Wherever "color" turns up in the entries, copy out the line that holds it.

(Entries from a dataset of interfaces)
= Beginning of Section =

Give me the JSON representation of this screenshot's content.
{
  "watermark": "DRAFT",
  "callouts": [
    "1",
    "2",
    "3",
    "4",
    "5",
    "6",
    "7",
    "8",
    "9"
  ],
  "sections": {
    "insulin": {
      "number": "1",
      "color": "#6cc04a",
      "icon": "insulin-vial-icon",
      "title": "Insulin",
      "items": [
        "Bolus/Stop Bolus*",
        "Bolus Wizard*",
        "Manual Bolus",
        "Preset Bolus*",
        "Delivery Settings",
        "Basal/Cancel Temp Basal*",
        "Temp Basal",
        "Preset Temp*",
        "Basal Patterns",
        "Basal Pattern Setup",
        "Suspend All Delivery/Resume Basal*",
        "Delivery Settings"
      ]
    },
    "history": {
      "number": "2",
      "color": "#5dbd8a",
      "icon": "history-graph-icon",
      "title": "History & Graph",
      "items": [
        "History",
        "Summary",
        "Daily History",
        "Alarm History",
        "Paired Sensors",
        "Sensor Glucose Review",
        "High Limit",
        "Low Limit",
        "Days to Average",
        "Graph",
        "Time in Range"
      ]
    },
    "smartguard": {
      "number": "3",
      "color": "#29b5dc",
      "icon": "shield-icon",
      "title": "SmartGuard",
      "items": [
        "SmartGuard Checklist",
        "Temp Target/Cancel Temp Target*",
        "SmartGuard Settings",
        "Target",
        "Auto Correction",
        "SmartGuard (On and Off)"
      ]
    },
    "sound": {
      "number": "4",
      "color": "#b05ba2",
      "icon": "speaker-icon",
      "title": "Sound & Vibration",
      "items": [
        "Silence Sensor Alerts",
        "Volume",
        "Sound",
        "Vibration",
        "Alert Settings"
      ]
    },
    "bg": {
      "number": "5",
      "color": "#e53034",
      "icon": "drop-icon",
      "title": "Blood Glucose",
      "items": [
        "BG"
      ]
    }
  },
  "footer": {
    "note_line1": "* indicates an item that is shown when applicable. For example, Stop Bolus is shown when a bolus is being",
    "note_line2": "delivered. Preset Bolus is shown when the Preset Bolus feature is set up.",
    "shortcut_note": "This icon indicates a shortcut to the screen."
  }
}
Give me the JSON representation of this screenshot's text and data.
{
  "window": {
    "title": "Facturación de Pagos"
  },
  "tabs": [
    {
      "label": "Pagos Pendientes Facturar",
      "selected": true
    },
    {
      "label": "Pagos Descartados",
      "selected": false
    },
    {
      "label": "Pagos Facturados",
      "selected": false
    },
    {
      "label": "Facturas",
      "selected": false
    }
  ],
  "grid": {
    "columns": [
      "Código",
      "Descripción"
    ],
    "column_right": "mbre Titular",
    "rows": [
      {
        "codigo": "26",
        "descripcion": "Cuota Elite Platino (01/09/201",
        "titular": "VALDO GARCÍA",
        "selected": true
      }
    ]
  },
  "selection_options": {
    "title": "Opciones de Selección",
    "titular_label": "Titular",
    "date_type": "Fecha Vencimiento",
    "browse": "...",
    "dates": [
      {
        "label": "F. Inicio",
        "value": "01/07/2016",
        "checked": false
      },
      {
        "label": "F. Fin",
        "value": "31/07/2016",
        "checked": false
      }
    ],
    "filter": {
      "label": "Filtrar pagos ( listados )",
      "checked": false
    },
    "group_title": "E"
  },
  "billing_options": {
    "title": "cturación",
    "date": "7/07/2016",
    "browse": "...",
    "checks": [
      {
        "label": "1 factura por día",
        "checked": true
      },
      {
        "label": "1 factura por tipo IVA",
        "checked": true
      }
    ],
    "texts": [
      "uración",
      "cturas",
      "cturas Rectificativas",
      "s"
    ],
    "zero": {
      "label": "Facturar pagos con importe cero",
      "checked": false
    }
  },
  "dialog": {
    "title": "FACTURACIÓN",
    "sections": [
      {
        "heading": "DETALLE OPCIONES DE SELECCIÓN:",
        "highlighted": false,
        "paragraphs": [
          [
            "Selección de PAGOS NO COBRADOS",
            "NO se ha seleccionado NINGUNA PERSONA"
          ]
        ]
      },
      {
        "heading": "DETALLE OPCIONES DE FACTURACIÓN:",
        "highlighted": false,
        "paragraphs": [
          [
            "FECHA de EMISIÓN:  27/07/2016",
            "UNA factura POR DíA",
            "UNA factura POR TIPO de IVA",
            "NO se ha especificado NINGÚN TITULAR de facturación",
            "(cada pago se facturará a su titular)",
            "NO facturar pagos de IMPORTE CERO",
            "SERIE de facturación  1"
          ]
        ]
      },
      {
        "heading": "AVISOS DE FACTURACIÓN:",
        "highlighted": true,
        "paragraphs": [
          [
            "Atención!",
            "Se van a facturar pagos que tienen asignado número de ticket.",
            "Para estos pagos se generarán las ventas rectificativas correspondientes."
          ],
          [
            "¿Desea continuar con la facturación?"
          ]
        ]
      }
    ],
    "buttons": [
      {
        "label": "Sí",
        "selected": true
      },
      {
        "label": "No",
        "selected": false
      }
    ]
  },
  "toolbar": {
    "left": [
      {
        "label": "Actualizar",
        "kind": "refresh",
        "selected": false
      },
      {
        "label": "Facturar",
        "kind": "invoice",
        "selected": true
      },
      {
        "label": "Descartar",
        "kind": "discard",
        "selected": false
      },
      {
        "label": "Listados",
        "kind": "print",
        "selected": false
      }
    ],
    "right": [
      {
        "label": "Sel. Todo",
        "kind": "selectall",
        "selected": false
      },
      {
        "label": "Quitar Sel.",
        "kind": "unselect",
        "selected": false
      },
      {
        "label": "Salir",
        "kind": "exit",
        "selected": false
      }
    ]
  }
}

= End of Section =

# ANSWER FOR THIS EXERCISE
      "color": "#6cc04a",
      "color": "#5dbd8a",
      "color": "#29b5dc",
      "color": "#b05ba2",
      "color": "#e53034",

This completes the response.